The Trian Group intends to have discussions with the Issuer’s Board of Directors and management. In addition, the Trian Group has communicated and may continue to communicate with other shareholders, industry participants, potential equity and/or debt financing sources and/or other interested parties concerning the Issuer and a possible acquisition transaction involving the Trian Group or an affiliate. Furthermore, the Trian Group may engage one or more financial advisors in connection with a proposed transaction involving the Issuer. There can be no assurance that the Trian Group will consummate the acquisition or that it will acquire any additional Shares.

The Filing Persons intend to review their investment in the Issuer on a continuing basis. Depending on various factors including, without limitation, the Issuer’s financial position, results and strategic direction, price levels of the Shares, the Issuer’s response to the actions suggested by the Filing Persons, actions taken by management and the Board of Directors of the Issuer, other investment opportunities available to the Filing Persons and capital availability and applicable regulatory and legal constraints, conditions in the securities and capital markets, and general economic and industry conditions, the Filing Persons may, from time to time and at any time, in the future take such actions with respect to their investment in the Issuer as they deem appropriate including, but not limited to: communicating with management, the Board, other stockholders, industry participants and other interested or relevant parties (including financing sources and financial advisors) about the Issuer  or proposing a potential or other transaction involving the Issuer and about various other matters, including the operations, business, strategic plans, assets and capital structure of the Issuer or one or more of the other items described in subparagraphs (a)-(j) of Item 4 of Schedule 13D; requesting or proposing one or more nominees to the Board of Directors of the Issuer; purchasing additional securities of the Issuer in the open market or otherwise; entering into financial instruments or other agreements that increase or decrease the Filing Persons’ economic exposure with respect to their investment in the Issuer; and/or engaging in any hedging or similar transactions with respect to such holdings. The Filing Persons reserve the right to change their current plans and intentions with respect to any and all matters referred to in Item 4 of Schedule 13D based on any of the foregoing factors or otherwise or to sell or distribute some or all of their respective holdings in the Issuer, at any time and from time to time, in the open market, in private transactions or otherwise.

In other words, this is nothing more than the weakest form of a "highly confident" purchase letter with 1001 outs.
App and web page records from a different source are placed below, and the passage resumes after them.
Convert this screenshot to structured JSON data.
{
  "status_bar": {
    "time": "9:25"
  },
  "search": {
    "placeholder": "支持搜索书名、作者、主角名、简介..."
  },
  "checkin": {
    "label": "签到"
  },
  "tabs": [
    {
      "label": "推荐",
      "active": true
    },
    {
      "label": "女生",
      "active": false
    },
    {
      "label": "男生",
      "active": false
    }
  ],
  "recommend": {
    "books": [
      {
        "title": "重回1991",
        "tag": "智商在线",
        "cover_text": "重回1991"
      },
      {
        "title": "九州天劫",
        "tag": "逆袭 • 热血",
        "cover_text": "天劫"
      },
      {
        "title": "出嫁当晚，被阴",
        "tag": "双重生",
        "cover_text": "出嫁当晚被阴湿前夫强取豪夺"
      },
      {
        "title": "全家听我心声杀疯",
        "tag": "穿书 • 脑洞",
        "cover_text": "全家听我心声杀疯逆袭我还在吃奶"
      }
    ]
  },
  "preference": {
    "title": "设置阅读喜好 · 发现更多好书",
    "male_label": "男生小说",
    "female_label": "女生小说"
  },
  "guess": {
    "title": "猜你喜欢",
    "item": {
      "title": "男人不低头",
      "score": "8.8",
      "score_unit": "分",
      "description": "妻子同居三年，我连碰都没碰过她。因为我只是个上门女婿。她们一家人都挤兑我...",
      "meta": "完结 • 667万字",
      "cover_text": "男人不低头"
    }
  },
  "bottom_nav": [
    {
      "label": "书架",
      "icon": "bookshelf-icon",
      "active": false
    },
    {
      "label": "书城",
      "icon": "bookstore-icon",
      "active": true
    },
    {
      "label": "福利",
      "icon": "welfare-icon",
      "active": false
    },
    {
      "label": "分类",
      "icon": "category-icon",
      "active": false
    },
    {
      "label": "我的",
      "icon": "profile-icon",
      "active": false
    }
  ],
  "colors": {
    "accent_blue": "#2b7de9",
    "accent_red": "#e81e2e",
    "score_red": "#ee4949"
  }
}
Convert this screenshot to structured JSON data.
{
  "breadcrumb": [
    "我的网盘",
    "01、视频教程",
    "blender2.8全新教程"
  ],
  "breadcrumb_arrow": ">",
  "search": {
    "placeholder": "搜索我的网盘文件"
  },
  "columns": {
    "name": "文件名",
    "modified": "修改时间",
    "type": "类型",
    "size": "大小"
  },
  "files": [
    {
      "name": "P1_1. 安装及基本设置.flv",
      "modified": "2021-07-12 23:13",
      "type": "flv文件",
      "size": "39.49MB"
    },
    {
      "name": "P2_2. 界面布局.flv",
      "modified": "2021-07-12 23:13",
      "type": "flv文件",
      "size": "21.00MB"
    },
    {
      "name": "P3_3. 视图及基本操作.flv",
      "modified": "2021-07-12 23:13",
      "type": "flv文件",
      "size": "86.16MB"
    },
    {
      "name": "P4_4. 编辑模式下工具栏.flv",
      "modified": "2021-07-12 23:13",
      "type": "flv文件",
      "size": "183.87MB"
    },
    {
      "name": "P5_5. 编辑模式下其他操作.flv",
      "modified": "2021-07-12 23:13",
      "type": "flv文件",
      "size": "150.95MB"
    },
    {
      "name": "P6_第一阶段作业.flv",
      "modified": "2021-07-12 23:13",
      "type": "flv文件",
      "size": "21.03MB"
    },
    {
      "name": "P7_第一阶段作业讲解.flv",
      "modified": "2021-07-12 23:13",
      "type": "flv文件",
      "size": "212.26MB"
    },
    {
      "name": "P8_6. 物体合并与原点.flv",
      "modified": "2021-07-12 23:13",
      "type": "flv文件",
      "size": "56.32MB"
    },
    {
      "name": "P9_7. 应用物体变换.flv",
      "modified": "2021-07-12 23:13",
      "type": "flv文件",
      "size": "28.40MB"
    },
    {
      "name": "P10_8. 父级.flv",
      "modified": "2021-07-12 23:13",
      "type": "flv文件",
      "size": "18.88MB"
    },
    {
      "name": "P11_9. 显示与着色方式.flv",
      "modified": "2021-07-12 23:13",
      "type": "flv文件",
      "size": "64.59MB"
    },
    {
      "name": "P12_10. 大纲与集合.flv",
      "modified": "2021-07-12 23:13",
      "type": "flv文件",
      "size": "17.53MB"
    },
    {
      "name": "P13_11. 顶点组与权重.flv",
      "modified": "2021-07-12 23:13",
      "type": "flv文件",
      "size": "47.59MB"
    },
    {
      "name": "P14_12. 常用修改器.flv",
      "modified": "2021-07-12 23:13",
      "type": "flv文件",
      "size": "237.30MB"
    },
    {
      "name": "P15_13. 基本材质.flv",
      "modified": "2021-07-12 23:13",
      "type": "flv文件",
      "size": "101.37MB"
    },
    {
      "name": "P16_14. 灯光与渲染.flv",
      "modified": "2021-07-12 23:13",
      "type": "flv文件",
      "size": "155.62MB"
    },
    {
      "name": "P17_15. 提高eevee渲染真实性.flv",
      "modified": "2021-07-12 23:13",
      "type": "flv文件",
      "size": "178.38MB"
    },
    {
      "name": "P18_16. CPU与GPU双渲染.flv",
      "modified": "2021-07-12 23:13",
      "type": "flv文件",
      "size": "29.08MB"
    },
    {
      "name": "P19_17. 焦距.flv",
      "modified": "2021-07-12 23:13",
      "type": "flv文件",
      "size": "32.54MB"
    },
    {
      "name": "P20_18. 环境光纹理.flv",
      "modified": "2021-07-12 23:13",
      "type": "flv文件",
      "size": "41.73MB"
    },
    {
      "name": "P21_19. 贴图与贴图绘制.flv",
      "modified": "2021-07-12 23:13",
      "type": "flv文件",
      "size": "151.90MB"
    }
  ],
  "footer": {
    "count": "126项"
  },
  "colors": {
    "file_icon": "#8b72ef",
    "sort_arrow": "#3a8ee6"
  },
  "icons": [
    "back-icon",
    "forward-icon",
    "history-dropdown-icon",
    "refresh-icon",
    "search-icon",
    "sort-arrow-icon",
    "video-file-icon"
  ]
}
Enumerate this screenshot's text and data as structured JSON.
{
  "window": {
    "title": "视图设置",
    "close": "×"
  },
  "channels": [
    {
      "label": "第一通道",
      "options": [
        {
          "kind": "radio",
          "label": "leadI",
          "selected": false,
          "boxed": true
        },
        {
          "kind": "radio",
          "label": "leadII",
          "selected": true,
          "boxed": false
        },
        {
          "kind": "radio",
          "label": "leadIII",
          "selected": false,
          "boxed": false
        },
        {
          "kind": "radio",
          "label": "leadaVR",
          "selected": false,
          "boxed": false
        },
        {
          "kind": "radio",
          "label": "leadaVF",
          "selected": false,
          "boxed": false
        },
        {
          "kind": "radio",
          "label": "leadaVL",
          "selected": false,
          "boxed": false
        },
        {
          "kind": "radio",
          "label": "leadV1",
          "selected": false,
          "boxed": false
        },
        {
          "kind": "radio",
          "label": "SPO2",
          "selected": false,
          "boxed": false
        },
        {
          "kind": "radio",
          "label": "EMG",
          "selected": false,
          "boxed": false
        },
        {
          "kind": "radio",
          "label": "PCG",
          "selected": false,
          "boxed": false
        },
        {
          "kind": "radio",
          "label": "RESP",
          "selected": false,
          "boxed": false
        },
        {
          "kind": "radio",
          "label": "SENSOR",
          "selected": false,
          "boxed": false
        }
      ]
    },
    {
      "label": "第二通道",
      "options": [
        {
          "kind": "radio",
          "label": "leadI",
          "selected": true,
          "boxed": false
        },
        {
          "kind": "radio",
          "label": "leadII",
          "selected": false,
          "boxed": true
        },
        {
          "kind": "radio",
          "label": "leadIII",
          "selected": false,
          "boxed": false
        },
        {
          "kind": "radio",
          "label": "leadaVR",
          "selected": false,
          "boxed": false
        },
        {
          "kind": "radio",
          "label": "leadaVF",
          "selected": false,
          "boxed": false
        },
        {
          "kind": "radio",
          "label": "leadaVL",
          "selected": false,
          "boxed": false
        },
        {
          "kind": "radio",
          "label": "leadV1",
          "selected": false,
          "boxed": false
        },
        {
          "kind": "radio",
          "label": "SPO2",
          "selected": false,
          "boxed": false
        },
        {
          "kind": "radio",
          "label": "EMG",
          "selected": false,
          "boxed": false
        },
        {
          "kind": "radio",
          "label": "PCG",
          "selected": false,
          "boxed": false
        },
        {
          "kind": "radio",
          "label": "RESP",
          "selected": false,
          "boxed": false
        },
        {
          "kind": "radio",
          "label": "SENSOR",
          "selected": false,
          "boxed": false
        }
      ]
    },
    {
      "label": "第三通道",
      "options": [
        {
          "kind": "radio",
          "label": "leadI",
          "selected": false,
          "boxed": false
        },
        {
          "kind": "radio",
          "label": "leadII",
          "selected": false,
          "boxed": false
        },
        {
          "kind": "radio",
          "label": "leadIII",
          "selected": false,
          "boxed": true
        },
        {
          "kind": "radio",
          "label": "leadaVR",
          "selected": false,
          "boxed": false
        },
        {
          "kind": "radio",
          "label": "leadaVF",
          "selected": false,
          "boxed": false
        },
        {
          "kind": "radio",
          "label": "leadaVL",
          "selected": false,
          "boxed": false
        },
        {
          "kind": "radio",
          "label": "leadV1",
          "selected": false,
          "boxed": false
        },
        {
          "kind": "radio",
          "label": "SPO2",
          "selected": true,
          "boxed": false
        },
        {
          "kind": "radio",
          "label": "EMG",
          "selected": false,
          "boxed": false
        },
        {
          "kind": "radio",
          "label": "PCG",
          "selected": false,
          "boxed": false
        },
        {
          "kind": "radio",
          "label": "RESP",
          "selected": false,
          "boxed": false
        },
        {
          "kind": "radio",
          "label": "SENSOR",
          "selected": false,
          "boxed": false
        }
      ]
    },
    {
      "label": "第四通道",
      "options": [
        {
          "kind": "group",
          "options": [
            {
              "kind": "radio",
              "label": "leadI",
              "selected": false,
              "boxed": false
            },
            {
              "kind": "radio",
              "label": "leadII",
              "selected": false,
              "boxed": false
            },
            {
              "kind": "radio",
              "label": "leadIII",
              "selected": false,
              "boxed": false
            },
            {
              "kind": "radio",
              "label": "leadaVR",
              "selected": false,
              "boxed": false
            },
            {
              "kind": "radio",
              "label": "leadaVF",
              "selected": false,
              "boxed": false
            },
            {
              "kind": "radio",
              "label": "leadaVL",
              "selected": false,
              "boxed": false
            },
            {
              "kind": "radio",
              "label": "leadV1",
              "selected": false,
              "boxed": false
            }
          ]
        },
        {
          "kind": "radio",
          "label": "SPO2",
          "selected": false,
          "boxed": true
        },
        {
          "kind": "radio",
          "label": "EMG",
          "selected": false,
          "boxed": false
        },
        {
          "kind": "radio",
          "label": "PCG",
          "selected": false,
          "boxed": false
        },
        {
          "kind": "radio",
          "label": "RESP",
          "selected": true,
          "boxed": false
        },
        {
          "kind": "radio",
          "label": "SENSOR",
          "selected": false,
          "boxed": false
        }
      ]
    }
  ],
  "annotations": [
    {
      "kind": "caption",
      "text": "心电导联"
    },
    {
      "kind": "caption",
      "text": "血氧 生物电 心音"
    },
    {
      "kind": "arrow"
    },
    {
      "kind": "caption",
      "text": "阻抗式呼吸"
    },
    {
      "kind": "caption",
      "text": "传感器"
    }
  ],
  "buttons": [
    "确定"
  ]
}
Yet for Trian the mission has been accomplished: $130 million in minutes without any operational or balance sheet risk. The question is what happens to everyone else who blindly follows the wily manager into this quote unquote deal.

And lastly, for those who wonder where else Peltz may pursue a comparable "red herring" strategy, here is a summary of the fund's most recent holdings: